Quick sketches done at work today during a meeting. Mostly from imagination, which showed me how much I have to learn about the structure of the hand!
I have an old book with lots of nudes in various poses. They come in handy to serve as models to turn into stick figures. I think I'll do plenty more of these. They seem to be useful to help me work out the basic structure of the body.
I am really happy to see you still drawing, and that you found a new resolve which seems to make you happier to draw things. I think a perfect book for you would be "Fun With A Pencil" by Andrew Loomis. It combines cartooning with form studies and I think that is what you would like to do?

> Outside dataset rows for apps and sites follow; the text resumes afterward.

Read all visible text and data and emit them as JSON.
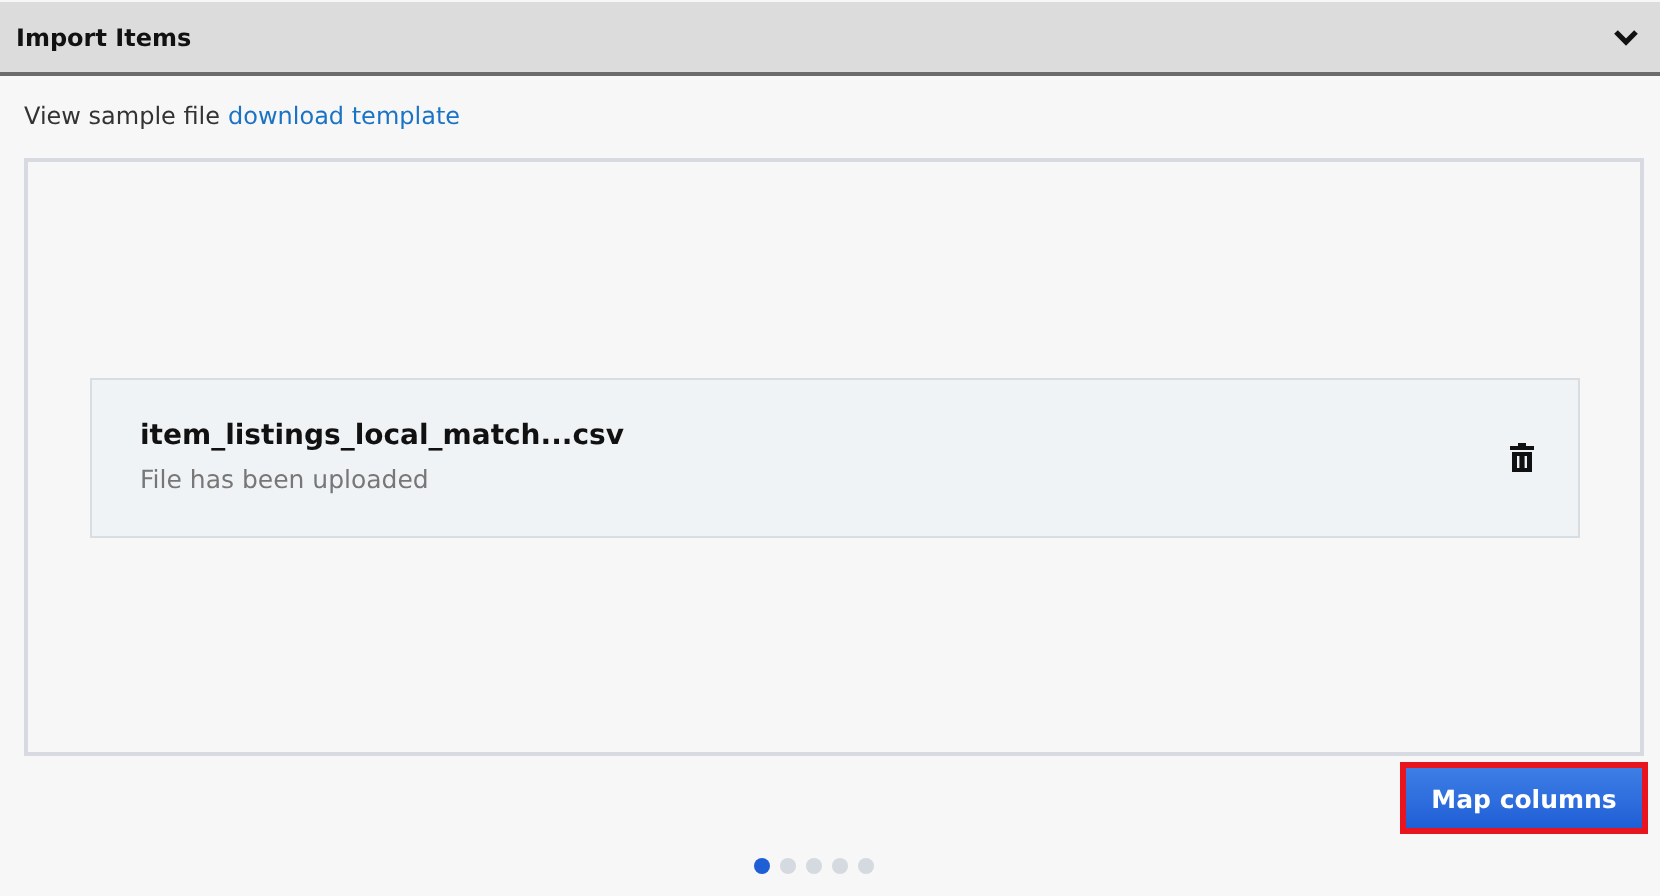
{
  "panel": {
    "title": "Import Items",
    "expanded": true
  },
  "sample": {
    "text": "View sample file",
    "link": "download template"
  },
  "file": {
    "name": "item_listings_local_match...csv",
    "status": "File has been uploaded"
  },
  "action": {
    "label": "Map columns",
    "highlighted": true
  },
  "steps": [
    {
      "selected": true
    },
    {
      "selected": false
    },
    {
      "selected": false
    },
    {
      "selected": false
    },
    {
      "selected": false
    }
  ]
}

But you are right: it may just be a nice book to work through. I rather like the lighter, informal cartoon style (as I may have noted before, one of my personal great heroes is Hergé, creator of the Tintin comics). I am way too impatient for illusionistic realism, I think, and have sort of given up on it. I have been looking through "Figure drawing without a model" by Ron Tiner as well - it's a pretty neat book, full of all manner of handy tips and tricks, and very inspirational sketches.
But let me get straight back to drawing... :-)
Thanks for the comments!
The large stick figure is a "skeletonization" of a reference photo; the rest just exploratory doodles from imagination.
Edit: I should perhaps add that I also count Japanese woodblock prints among my inspirations, eg. Hokusai and Hiroshige. Thus I follow the three Hs: Hergé, Hokusai and Hiroshige. :-)
Oh, and another Japanese master whose work everyone should go Google: Hiroshi Yoshida. Yet another H!
I also enjoy some Chinese brush paintings. Qi Baishi and Xu Beihong come to mind.
What all the years of drawing still life taught me:
1. A little bit about form, light and shade.
2. I am really not all that much into illusionistic realism, as deeply as I respect it.
Last edited by blogmatix; November 9th, 2012 at 02:04 PM. Reason: To add yet more pseudo-philosophy
Haven't had time to draw for a day or two. Except for this quick sketch of a pair of lens-less spectacles that have been lying around at work.
Hmm, getting the two sides to be precise mirror images of each other takes some doing... :-)
Last edited by blogmatix; November 9th, 2012 at 01:56 PM. Reason: Typos, damn typos...
Working from a reference photo, instead of attempting to just copy, I tried to analyze the form, soon discovering that it is easier said than done. E.g. I found that I can for the life of me not picture a skull in any orientations other than the ones usually depicted. I made a quick sketch from reference, then tried again; my next attempt (bottom right) looked a bit better, bit is still badly deformed. I may be biting off more than I can chew: it might be a good idea to try figures in simpler poses first, before attempting discuss throwers or contortionists. :-)